Part 1: Learning-Based Testing

The first contribution involves a design and implementation for LBT in the LearnLib, which is thoroughly documented and made freely available in the public domain. The LearnLib is a library that can be used to automatically infer the behavior of systems by means of active automata learning algorithms. By applying our implementations to the Rigorous Examination of Reactive Systems (RERS) verification competition we show how well learning algorithms such as L* in the LearnLib perform in the context of LBT, which was previously unknown. An investigation into considering both the safety and liveness aspect of LTL properties separately is also done. We show that on the one hand, confirming counterexamples to safety properties on a running system is more straightforward than confirming lasso-shaped counterexamples to liveness properties. On the other hand, falsifying liveness properties seems to be more informative to learning algorithms than falsifying safety properties.

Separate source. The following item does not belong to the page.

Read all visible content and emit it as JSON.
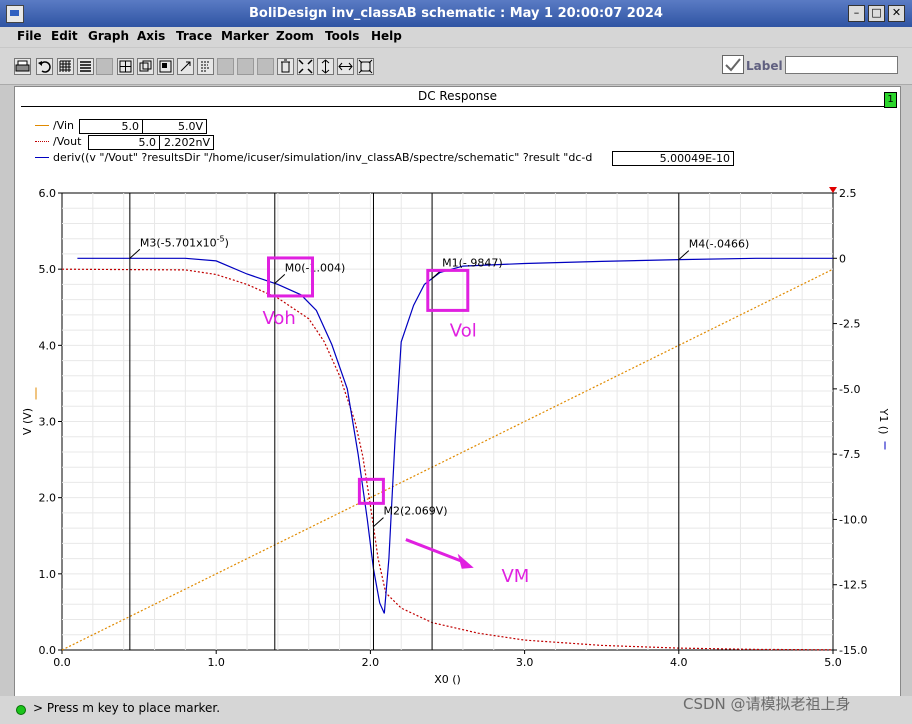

The second major contribution to LBT is a new learning algorithm that extends regular learning algorithms for finite state machines with automated refinement for partitioned alphabets. The key feature of our algorithm is a procedure that checks whether the partitioned alphabet, or the learned hypothesis automaton needs to be refined. The decision of the procedure is based on resolving non-determinism that may arise if the alphabet partitioning is too coarse. We subject the new algorithm again to the RERS challenge, in order to give software testers insight into the performance of learning algorithms available in the LearnLib: the ADT algorithm seems to be a good choice in general.

Part 2: Symbolic Model Checking

The first contribution to symbolic model checking exploits the separated read, write and copy dependencies between variables and expressions over them. By carefully looking at which variables are read, written or copied in assignments, we can reduce the number of next-state function calls required to compute the state space of a formal system specification. The new next-state function, an interface between a back-end storing the state space, and a language front-end, shows a reduced runtime for analyzing specifications written in the mCRL2 language in particular. We also show that analyzing Petri nets taken from the software competition called the Model Checking Contest (MCC) becomes more tractable with our improvements.

The second contribution to symbolic model checking, based on bandwidth reduction, relies on symmetrizing the matrix that encodes the dependency relation between variables and assignments in system specifications. We discuss several means to obtain a symmetric dependency matrix, as well as a method for de-symmetrizing the matrix. The latter method is necessary for obtaining separate optimized orders for both variables and assignments. Decades old bandwidth reduction algorithms can be run on symmetric dependency matrices, including Cuthill-McKee's and Sloan's algorithms. By experimenting with the MCC, we find that running Sloan's algorithm usually produces the best results; at least on par with the FORCE algorithm, which is the current state-of-the-art.

The improvements are implemented in the LTSmin model checker, and made available freely in the public domain. By interfacing LTSmin with the ProB model checker we show that specifications written in the B-method can now be verified more efficiently.